■ Activity: Looking at the records below, say how many lines include "JSON", and add nothing else.

"""

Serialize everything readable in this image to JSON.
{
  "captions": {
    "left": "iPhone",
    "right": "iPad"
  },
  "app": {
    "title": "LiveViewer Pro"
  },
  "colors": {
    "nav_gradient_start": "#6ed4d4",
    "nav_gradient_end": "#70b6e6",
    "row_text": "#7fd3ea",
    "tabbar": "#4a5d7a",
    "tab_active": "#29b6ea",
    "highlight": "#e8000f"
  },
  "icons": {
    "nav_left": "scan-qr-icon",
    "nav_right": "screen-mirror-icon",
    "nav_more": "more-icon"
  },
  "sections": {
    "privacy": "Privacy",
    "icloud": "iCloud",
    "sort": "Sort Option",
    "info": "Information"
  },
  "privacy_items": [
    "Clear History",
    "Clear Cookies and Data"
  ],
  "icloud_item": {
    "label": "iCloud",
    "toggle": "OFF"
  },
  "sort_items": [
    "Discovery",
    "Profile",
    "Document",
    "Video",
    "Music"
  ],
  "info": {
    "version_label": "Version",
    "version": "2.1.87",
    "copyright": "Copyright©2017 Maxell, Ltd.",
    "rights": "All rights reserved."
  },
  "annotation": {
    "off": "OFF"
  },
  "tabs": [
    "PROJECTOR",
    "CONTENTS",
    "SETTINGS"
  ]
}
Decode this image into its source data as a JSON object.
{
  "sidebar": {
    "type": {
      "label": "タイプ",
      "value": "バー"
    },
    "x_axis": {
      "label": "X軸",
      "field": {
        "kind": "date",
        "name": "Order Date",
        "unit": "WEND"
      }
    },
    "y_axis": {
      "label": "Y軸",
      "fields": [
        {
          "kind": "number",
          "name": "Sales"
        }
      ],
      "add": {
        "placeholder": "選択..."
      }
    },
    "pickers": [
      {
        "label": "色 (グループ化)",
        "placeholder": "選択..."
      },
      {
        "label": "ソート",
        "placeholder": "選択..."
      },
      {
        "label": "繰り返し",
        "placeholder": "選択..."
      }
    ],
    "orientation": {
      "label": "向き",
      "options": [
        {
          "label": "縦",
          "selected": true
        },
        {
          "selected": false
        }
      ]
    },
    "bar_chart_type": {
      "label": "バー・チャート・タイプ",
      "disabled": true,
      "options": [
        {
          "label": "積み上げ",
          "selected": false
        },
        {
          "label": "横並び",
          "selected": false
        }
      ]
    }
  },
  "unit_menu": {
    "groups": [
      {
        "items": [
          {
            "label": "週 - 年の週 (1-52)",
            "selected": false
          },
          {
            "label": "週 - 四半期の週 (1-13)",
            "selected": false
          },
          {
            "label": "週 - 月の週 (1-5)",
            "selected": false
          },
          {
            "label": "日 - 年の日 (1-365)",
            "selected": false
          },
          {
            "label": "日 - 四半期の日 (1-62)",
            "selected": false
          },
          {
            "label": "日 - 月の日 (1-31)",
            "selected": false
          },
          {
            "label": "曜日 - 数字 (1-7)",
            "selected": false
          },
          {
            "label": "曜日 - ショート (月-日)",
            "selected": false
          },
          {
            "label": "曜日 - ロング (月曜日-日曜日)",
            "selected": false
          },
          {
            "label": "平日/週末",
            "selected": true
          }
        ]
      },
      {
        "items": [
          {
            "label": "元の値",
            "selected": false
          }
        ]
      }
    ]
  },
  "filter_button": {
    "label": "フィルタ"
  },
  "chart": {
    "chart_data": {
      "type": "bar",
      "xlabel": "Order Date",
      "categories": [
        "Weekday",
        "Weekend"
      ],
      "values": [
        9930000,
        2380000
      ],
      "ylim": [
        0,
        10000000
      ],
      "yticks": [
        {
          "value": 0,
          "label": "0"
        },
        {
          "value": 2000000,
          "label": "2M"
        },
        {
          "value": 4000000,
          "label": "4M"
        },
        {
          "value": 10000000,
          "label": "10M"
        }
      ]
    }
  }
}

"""

■ Task answer: 2